Causes Skin type: Darker skin, for example, and sunscreen, reduce the body’s ability to absorb the ultraviolet radiation B (UVB) rays from the sun.
Absorbing sunlight is essential for the skin to produce vitamin D. Sunscreen: A sunscreen with a sun protection factor (SPF) of 30 can reduce the body’s ability to synthesize the vitamin by 95% or more . Geographical location: People who live in northern latitudes or areas of high pollution, work night shifts, or are homebound should aim to consume vitamin D from food sources whenever possible. Breastfeeding: Infants who exclusively breastfeed need a vitamin D supplement, especially if they have dark skin or have minimal sun exposure.
Symptoms Symptoms of vitamin D deficiency may include: regular sickness or infection
bone and back pain
impaired wound healing
muscle pain If Vitamin D deficiency continues for long periods, it may result in complications , such as: cardiovascular conditions
certain cancers, especially breast, prostate, and colon.

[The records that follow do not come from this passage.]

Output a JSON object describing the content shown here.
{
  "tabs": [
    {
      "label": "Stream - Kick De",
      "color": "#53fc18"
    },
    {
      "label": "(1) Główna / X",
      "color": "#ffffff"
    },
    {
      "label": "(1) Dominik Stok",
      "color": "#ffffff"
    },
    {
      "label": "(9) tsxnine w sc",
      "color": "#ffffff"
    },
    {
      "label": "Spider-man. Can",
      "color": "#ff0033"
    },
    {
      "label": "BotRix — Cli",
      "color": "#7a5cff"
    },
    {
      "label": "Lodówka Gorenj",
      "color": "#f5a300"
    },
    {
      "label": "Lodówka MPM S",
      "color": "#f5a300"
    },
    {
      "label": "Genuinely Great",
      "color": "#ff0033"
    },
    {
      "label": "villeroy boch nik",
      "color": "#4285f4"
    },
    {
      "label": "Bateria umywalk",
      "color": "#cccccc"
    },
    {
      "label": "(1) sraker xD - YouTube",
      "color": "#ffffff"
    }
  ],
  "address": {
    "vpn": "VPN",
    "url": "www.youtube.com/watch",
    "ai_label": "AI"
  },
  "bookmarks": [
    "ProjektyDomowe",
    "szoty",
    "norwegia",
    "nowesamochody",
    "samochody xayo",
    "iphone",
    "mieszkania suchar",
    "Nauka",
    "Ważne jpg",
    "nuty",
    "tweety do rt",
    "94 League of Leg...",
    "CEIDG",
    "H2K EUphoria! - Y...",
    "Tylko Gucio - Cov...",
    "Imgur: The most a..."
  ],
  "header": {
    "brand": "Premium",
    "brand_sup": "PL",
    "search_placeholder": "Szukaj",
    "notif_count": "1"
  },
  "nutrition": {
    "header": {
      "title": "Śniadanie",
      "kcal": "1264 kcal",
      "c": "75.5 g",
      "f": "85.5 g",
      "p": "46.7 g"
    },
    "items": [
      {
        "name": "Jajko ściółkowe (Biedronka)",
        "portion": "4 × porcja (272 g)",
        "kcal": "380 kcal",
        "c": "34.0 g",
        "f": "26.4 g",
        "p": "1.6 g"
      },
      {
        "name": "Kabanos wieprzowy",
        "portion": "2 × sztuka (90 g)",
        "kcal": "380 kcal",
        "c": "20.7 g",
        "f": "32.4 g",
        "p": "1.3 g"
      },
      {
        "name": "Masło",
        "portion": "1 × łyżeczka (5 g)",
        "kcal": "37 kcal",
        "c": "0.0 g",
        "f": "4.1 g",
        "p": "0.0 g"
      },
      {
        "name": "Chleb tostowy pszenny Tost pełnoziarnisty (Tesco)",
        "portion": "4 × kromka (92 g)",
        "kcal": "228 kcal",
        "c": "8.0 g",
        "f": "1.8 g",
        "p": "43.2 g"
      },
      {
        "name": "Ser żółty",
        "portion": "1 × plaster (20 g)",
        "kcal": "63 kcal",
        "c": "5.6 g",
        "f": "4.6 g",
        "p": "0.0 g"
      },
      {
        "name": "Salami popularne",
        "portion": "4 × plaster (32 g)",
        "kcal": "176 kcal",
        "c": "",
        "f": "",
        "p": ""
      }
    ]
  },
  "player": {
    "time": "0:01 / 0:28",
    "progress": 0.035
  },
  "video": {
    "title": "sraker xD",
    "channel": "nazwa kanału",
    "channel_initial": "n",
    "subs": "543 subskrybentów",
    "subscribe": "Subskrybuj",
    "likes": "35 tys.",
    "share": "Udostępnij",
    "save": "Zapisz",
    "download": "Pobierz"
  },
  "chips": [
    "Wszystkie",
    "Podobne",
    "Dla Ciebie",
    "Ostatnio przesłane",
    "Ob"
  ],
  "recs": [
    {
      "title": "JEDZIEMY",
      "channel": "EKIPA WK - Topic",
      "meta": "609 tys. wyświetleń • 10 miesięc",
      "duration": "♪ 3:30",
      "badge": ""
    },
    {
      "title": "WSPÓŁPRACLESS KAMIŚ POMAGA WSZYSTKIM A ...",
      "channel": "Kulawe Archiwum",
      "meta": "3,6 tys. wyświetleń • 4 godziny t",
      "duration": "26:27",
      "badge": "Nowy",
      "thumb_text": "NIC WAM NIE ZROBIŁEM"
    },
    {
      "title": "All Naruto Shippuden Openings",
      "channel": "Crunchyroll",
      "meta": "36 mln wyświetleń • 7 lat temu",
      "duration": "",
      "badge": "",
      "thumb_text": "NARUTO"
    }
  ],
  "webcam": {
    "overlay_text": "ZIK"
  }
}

The recommended daily intakes of vitamin D are as follows: Infants 0–12 months: 400 IU (10 mcg). 400 IU (10 mcg).
Children 1–18 years: 600 IU (15 mcg). 600 IU (15 mcg). Adults up to 70 years: 600 IU (15 mcg).

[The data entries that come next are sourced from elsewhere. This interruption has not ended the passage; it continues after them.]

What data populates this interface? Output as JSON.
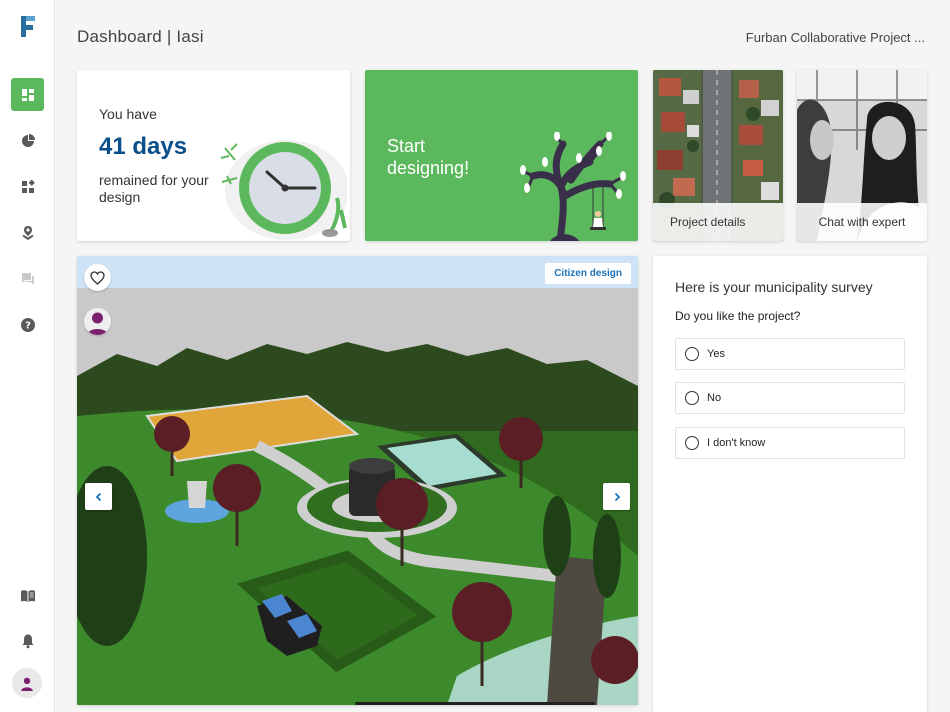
{
  "header": {
    "title": "Dashboard | Iasi",
    "project": "Furban Collaborative Project ..."
  },
  "sidebar": {
    "items": [
      {
        "name": "dashboard",
        "icon": "dashboard-icon",
        "active": true
      },
      {
        "name": "statistics",
        "icon": "pie-chart-icon",
        "active": false
      },
      {
        "name": "widgets",
        "icon": "widgets-icon",
        "active": false
      },
      {
        "name": "map",
        "icon": "map-pin-icon",
        "active": false
      },
      {
        "name": "chat",
        "icon": "chat-icon",
        "active": false
      },
      {
        "name": "help",
        "icon": "help-icon",
        "active": false
      },
      {
        "name": "guide",
        "icon": "book-icon",
        "active": false
      },
      {
        "name": "notifications",
        "icon": "bell-icon",
        "active": false
      }
    ]
  },
  "countdown": {
    "prefix": "You have",
    "days": "41 days",
    "suffix": "remained for your design"
  },
  "start": {
    "label": "Start designing!"
  },
  "tiles": {
    "details": "Project details",
    "chat": "Chat with expert"
  },
  "viewer": {
    "badge": "Citizen design"
  },
  "survey": {
    "heading": "Here is your municipality survey",
    "question": "Do you like the project?",
    "options": [
      "Yes",
      "No",
      "I don't know"
    ]
  },
  "colors": {
    "accent": "#5cb85c",
    "days": "#0b4f8a",
    "badge": "#1a73b8"
  }
}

Adults over 70 years: 800 IU (20 mcg). Pregnant or lactating women: 600 IU (15 mcg). Sensible sun exposure on bare skin for 5–10 minutes, 2–3 times per week, allows most people to produce sufficient vitamin D. However, vitamin D breaks down quite quickly, meaning that stores can run low, especially in winter.